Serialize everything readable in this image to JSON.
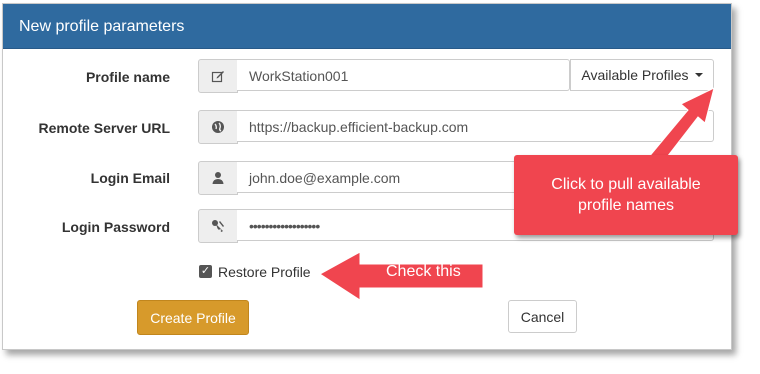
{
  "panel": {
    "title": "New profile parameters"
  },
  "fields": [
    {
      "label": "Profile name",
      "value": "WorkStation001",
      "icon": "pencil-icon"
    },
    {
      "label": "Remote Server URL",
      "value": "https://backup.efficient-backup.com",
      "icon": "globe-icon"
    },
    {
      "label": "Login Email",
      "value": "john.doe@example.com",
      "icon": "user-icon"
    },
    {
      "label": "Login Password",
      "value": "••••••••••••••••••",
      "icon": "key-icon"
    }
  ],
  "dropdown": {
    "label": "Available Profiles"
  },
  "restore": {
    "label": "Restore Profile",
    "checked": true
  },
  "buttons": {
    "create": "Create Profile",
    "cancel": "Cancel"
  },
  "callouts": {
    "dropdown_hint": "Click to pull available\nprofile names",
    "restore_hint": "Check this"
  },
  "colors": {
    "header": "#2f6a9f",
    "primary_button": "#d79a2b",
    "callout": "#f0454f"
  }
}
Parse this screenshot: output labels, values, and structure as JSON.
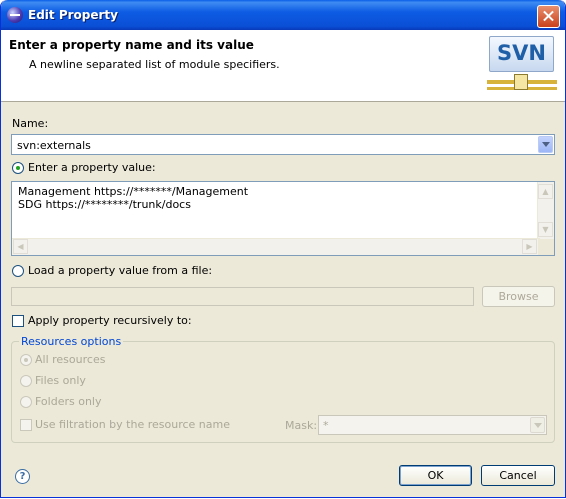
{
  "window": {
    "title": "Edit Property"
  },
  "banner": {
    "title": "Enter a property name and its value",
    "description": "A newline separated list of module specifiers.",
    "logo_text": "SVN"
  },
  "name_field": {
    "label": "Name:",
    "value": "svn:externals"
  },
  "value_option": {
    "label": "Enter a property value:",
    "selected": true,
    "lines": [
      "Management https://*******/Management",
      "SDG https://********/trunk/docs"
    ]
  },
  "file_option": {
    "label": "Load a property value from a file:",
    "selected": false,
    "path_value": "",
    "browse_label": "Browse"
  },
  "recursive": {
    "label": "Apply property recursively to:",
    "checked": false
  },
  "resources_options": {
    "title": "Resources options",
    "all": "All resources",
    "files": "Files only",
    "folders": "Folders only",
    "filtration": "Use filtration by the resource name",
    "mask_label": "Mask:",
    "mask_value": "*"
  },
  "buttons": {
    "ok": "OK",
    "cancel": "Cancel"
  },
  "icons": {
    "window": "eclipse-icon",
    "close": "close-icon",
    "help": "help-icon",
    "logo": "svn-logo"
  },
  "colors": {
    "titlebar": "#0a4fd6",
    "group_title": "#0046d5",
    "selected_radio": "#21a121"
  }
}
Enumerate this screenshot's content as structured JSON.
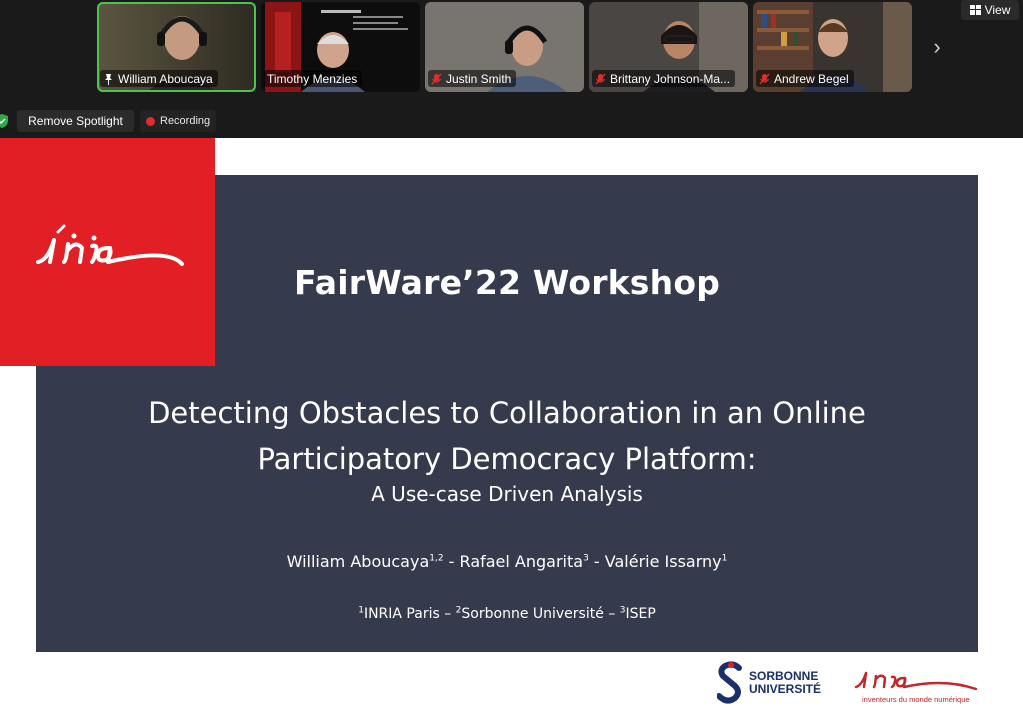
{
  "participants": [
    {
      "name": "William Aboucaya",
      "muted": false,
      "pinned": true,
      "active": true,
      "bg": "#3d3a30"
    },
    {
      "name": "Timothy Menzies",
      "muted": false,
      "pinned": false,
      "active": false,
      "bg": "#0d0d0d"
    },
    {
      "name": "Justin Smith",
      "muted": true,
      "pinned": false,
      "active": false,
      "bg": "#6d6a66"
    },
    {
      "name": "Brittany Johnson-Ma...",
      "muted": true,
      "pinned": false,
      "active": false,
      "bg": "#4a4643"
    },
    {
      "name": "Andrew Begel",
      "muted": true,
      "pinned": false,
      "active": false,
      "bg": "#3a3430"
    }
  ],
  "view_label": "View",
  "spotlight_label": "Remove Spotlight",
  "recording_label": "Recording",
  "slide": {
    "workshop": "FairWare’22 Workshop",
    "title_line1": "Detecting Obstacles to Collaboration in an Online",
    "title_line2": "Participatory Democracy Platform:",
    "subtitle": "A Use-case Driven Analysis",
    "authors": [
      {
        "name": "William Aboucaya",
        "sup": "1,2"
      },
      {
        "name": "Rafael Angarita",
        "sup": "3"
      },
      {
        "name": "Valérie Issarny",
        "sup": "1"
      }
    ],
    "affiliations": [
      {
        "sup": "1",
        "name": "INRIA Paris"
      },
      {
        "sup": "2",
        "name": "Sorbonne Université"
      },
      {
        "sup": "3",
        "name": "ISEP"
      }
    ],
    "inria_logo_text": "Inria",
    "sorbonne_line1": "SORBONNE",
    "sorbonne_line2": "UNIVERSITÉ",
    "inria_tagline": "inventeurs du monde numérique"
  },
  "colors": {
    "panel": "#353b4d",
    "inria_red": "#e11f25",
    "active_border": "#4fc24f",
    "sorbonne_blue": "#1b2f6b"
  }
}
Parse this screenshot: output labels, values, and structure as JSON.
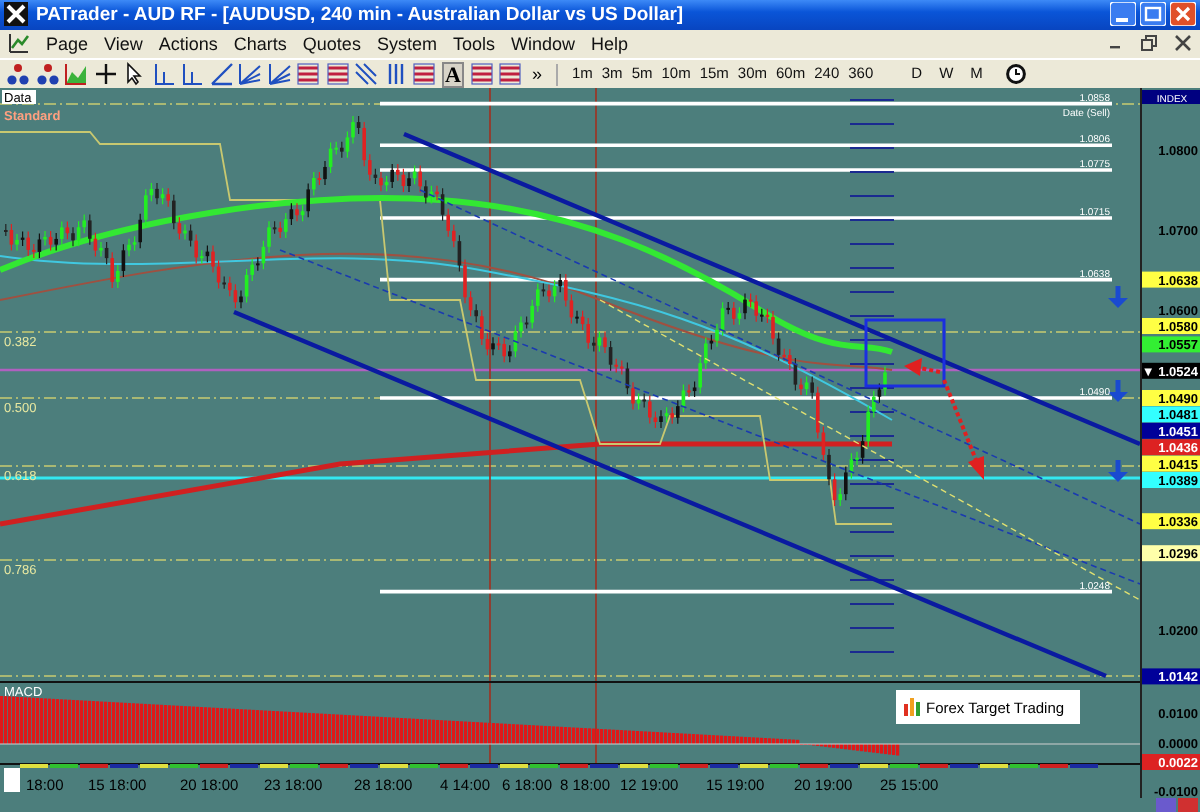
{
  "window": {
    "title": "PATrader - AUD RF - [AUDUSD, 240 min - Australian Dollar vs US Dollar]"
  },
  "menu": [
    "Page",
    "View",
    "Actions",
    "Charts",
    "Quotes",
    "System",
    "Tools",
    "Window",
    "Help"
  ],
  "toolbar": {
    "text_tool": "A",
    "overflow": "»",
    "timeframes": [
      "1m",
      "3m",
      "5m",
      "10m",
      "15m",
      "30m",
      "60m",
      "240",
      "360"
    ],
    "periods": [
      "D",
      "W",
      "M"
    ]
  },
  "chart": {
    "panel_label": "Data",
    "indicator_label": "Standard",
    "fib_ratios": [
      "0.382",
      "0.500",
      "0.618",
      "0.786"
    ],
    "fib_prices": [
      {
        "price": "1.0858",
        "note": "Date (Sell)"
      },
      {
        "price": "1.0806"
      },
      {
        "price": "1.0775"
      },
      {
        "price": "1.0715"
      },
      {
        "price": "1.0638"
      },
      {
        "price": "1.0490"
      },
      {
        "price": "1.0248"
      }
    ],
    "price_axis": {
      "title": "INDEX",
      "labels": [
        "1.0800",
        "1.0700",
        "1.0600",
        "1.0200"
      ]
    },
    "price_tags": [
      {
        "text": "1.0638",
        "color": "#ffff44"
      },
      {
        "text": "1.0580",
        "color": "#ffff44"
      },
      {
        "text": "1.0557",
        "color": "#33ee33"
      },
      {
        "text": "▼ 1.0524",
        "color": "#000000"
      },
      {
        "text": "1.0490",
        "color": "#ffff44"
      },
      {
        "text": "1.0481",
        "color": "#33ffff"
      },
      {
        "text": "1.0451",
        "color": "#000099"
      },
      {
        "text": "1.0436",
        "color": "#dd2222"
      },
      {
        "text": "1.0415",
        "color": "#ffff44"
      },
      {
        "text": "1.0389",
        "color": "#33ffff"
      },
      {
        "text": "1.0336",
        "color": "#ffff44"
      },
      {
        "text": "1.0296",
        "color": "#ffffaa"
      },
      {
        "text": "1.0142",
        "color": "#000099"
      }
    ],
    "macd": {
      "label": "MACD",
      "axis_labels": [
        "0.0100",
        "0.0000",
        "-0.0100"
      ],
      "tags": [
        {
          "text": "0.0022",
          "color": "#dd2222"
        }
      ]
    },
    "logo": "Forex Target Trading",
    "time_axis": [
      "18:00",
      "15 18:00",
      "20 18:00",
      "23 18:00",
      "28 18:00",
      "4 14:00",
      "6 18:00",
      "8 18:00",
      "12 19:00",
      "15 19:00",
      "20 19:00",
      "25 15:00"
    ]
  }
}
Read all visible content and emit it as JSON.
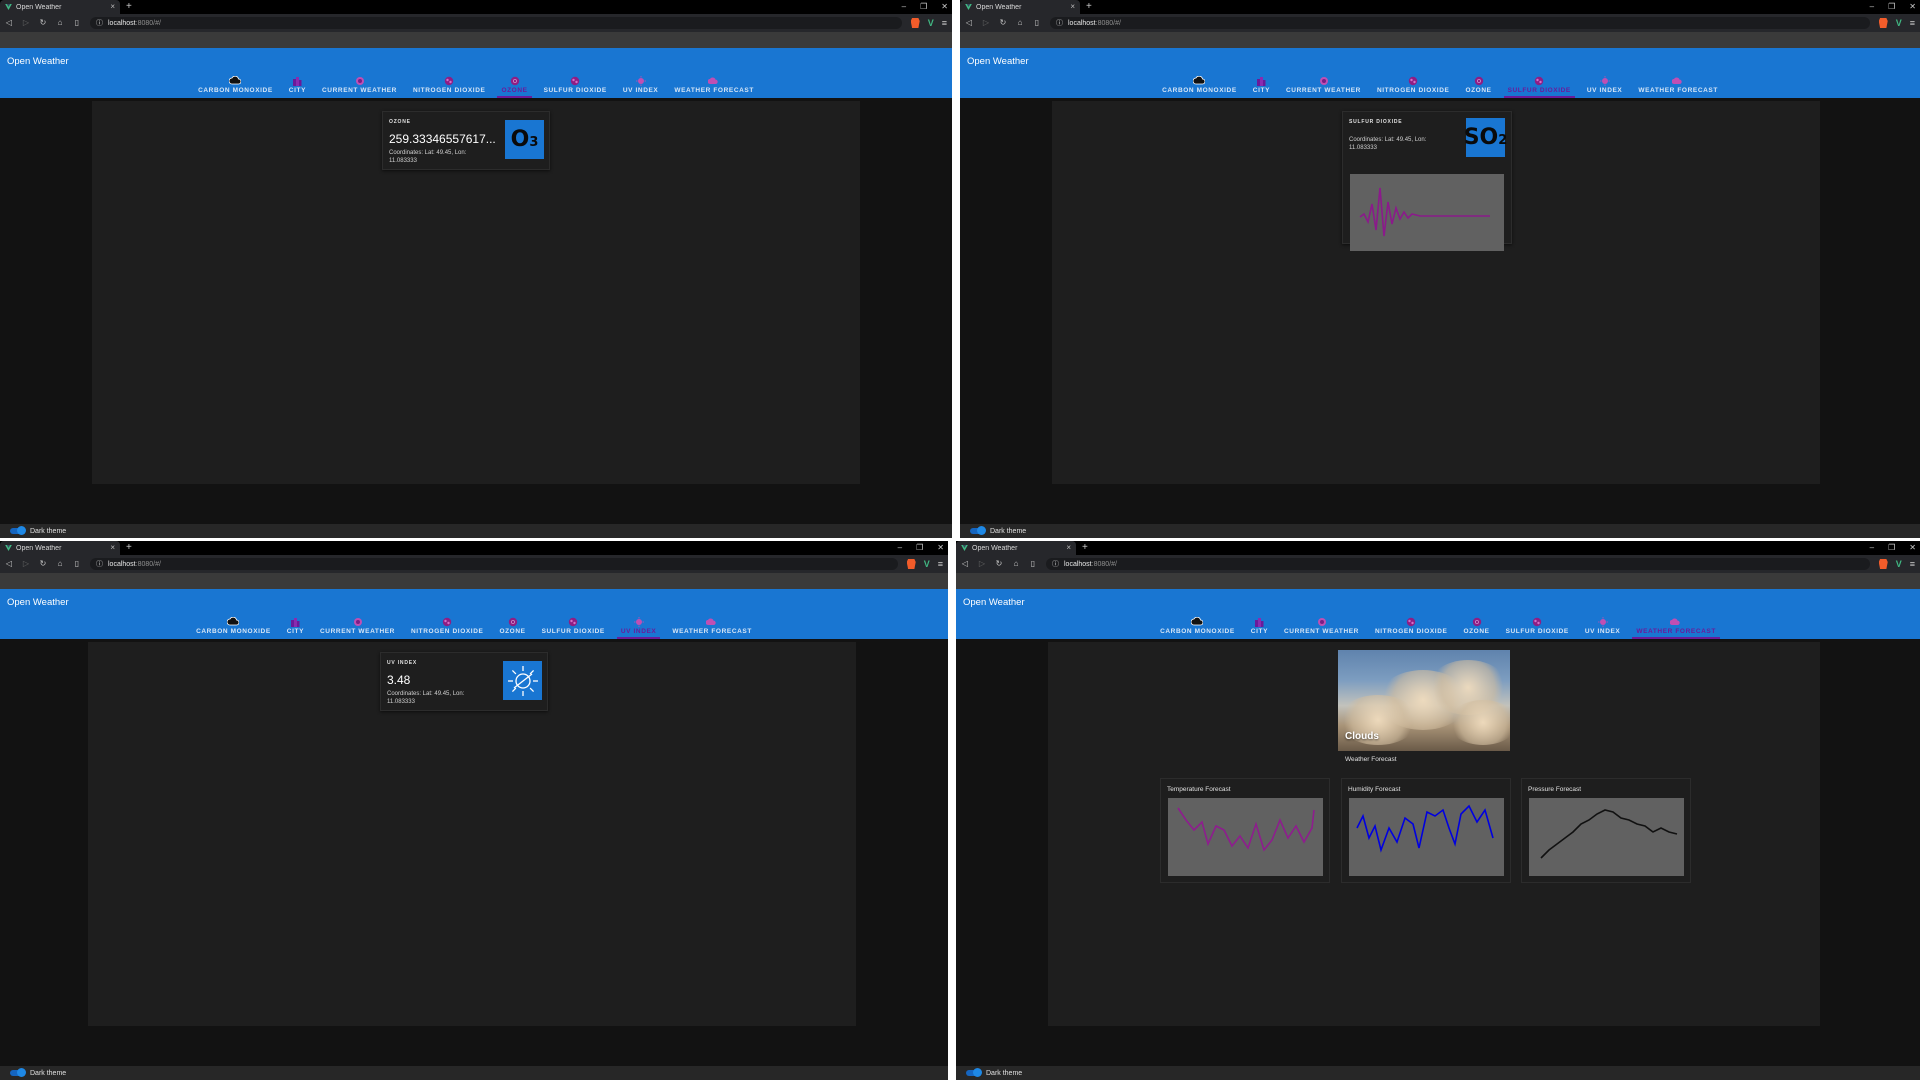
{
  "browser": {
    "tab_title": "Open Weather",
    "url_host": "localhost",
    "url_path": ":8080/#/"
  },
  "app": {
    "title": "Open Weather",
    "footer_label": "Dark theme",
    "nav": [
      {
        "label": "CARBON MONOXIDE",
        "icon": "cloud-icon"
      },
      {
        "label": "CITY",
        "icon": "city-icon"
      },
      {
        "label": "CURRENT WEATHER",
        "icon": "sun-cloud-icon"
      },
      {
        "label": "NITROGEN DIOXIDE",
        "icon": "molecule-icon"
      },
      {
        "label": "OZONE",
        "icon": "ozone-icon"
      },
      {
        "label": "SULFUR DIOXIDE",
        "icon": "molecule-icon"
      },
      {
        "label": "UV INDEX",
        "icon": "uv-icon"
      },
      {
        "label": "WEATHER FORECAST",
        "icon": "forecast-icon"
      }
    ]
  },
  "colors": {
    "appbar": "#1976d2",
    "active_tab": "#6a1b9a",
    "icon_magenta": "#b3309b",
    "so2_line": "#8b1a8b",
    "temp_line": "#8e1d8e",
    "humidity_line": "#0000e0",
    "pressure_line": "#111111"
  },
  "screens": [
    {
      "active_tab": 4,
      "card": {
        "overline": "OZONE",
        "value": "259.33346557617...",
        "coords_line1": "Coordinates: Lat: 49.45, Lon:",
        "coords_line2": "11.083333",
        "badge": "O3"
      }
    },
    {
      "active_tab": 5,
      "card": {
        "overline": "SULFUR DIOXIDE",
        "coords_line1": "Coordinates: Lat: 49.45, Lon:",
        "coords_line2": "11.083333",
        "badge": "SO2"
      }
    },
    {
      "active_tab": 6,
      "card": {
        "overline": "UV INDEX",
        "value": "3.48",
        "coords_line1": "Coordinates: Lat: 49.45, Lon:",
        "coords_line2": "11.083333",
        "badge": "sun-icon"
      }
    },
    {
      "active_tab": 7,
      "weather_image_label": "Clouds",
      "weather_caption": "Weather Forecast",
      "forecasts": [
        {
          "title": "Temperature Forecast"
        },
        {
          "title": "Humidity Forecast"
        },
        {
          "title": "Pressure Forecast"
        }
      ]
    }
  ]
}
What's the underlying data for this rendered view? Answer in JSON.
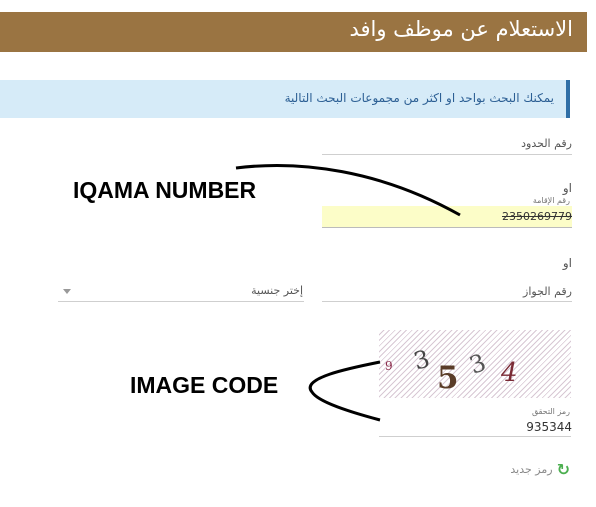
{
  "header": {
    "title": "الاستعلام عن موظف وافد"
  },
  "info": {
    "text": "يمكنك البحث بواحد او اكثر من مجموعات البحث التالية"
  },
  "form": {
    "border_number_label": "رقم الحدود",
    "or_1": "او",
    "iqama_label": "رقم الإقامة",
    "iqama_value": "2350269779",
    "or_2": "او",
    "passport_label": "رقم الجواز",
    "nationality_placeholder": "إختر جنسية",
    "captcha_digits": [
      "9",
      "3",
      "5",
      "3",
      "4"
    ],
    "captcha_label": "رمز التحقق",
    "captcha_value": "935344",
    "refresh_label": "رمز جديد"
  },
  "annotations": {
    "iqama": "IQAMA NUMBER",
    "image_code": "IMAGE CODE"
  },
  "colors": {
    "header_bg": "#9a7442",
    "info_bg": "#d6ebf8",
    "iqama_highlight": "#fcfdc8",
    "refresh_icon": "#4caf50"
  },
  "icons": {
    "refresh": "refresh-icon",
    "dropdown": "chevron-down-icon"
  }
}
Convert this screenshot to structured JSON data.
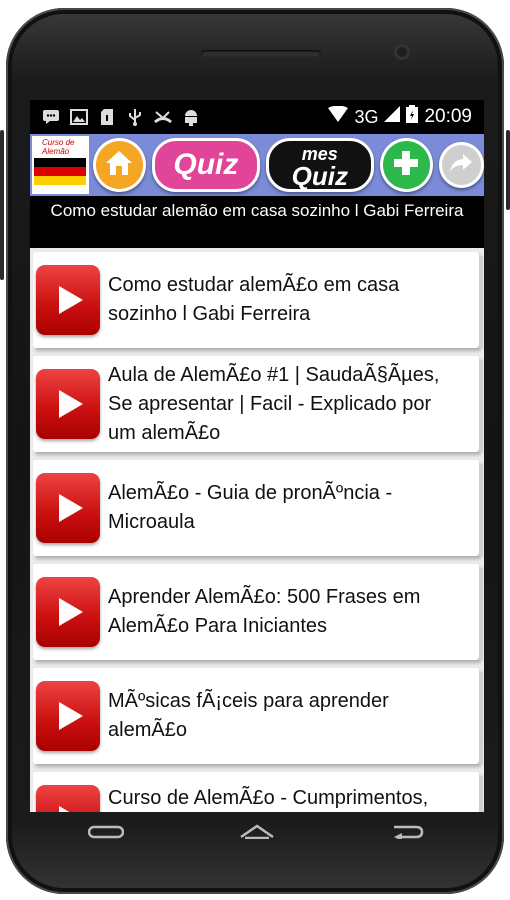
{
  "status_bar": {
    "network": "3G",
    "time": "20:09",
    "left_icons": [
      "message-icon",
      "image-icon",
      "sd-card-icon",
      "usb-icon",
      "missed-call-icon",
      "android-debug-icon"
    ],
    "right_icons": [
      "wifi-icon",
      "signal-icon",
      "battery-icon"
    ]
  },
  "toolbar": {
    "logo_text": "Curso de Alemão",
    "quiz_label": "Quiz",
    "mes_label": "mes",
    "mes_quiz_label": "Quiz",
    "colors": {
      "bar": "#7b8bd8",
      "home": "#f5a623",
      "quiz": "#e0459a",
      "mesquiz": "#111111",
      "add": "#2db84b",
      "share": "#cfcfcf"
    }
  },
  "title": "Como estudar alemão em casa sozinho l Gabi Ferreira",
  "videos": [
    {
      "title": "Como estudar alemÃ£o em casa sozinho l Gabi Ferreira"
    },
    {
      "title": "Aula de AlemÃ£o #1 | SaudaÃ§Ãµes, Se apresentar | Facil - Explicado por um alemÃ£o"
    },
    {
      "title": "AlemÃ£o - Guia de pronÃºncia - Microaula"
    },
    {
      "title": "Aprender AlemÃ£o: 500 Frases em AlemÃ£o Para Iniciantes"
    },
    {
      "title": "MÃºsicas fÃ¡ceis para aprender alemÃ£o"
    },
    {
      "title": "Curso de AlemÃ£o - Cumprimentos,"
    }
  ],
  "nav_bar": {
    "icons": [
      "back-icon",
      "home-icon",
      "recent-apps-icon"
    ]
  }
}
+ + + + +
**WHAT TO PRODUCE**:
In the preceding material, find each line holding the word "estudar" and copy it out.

**SOLVED EXERCISE**:
  "title": "Como estudar alemão em casa sozinho l Gabi Ferreira",
      "title": "Como estudar alemÃ£o em casa sozinho l Gabi Ferreira"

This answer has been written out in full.